The challenge in shooting holiday lights is trying to keep enough detail in the home and grounds so you don’t have pictures of just the lights floating in a sea of black. We try to take the pictures as close to dusk as we can when there is still some light in the sky to help fill in the shadow but you can still see the glow of the lights.

Another trick I do is to set my camera’s exposure meter to over expose the scene by about 2/3 to one full f-stop. That gives me some details in the shadow areas like the tree in this photo. If the lights go a little overexposed that’s ok because I think it adds to the effect. The only real danger I have is shooting at slow shutter speeds so be wary of camera shake. A tripod or monopod could come in handy to steady your shots. With a digital camera you can always take your look and increase your exposure to get the look you like.
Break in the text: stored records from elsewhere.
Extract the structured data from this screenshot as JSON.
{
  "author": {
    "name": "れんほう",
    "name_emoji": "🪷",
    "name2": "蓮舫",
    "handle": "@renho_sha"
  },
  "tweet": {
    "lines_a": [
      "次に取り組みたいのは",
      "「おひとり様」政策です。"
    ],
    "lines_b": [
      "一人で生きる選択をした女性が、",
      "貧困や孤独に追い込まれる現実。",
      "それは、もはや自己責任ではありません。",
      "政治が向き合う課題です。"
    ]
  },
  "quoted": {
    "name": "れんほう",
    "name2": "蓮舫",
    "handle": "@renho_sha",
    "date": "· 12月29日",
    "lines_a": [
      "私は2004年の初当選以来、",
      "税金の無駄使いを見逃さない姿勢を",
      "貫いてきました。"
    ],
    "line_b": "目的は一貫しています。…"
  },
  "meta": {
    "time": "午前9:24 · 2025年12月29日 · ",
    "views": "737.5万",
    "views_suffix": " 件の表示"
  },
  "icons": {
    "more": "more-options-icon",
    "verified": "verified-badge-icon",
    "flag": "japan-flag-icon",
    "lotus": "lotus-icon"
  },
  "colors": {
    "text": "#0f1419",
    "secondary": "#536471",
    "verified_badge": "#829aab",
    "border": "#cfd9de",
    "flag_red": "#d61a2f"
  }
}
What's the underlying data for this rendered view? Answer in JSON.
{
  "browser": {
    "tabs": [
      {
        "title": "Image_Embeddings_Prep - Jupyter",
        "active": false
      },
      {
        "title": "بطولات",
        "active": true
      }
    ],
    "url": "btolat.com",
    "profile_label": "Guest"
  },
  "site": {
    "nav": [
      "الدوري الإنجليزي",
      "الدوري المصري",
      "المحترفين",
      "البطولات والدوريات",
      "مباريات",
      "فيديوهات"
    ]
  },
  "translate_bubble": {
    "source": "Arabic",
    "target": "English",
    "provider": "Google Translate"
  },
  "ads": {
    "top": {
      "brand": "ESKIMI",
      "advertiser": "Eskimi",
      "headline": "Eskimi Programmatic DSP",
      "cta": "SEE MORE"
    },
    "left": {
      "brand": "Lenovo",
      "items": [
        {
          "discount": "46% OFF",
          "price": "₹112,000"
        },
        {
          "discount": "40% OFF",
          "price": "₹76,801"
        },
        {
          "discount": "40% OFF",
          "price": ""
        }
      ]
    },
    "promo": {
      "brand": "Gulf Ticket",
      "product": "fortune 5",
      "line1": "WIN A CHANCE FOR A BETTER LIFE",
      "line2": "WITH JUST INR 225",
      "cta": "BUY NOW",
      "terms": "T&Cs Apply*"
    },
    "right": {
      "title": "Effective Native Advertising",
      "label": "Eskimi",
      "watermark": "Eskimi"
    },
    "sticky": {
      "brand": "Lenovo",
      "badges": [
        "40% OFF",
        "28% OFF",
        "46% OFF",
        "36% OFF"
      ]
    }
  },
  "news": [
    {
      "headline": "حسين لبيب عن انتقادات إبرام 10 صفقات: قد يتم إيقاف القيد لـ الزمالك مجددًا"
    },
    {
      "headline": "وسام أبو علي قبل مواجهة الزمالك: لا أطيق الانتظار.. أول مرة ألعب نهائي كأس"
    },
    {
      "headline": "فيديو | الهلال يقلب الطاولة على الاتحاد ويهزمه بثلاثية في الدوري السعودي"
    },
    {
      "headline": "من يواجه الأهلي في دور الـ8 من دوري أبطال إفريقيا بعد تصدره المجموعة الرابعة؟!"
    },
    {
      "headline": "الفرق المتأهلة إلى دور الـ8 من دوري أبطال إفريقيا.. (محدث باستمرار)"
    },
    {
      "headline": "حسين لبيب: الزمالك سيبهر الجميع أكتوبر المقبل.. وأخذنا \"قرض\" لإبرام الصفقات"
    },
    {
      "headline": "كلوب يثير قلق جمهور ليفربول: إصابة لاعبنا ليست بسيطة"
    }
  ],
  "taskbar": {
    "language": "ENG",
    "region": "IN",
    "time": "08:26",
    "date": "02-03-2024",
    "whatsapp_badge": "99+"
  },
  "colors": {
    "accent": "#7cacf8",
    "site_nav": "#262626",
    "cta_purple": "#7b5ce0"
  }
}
Saturday, December 9, 2006

The year in pictures

The end of the year is approaching fast and I have to take a moment to look back at a year’s worth of assignments. From fires to flood to funerals it has been a challenging year to photograph. Presidential visits, bloodless bullfights and police SWAT team callouts all passed before my lens, it has been a quite a year.

The Tracy Press will take one last look back at the year in pictures with a special feature in the December 30th Our Town where the photography staff will share our favorite images captured through the year.

One of my favorite photos from the year has to be the Portuguese bloodless bullfights that concluded the Festa celebration. Among the hundreds of pictures I took was this one of the Suicide Squad members and their attempt to tackle the bull. That just had to hurt.

Cheerios test

Some people may think that just because I take a photo it is destined to appear in print. Nothing could be farther from the truth. A photo usually goes through a couple of sets of eyes as editors select which photos will appear in print.

We apply a basic set of rules to our selection process, does it tell a story is it visually interesting does it add to the composition of a news page. Among the criteria a picture undergoes is the dreaded “Cheerios” test. Would you want to see this picture while reading the paper at your breakfast table? Usually such tests are only administered to graphic accident photos, until one night I was assigned to photograph the downtown wine stroll. At the corner of 9th Street and Central Avenue I stumbled upon Chris Sena and Chris Martinez. They were trying to drum up business for the Spirit Halloween store modeling a pair of their costumes. Sena was dressed as a beer keg and Martinez donned the breathalyzer outfit.

While editors found the costumes amusing the breathalyzer outfit was deemed too risqué for publication and banished to a spot on the wall above my desk. I don’t know, I think we could have run the shot and I am interested in what readers think, should we have published the picture or not?

Brave new world

Standing in a high school darkroom 28 years ago I took my first steps into a brave new world. Standing at a dimly lit sink I watched my first photographic print emerge in the darkness. It was a small step that many years later would lead me to my career in photojournalism.

Much as changed in the time from my first step into photography. Film cameras have given way to digital imaging. Long gone are the days of developing tanks, reels and enlargers, replaced by memory card digital imaging programs and computers. And in this new digital photography age the way we look at photos is evolving too. My photographs now find their way onto web sites, online slideshows and galleries.

One more way to reach readers is through blogs. I have been on a shared photography website called SportsShooter for almost a year. It has been a good experience sharing ideas, tips and photographs with fellow photography and now I join other Tracy Press staff members with a blog of my own on our web site. I’ll share some of the work experiences, tips of the trade and knowledge of photography as I explore this brave new world on the web. I see an exciting future for photography in the coming years with podcast, photocasts and slideshows as the way to bring images and stories to more readers in an exciting digital format. I look forward to entering a brave new world of photography in the digital era and hope you will follow along.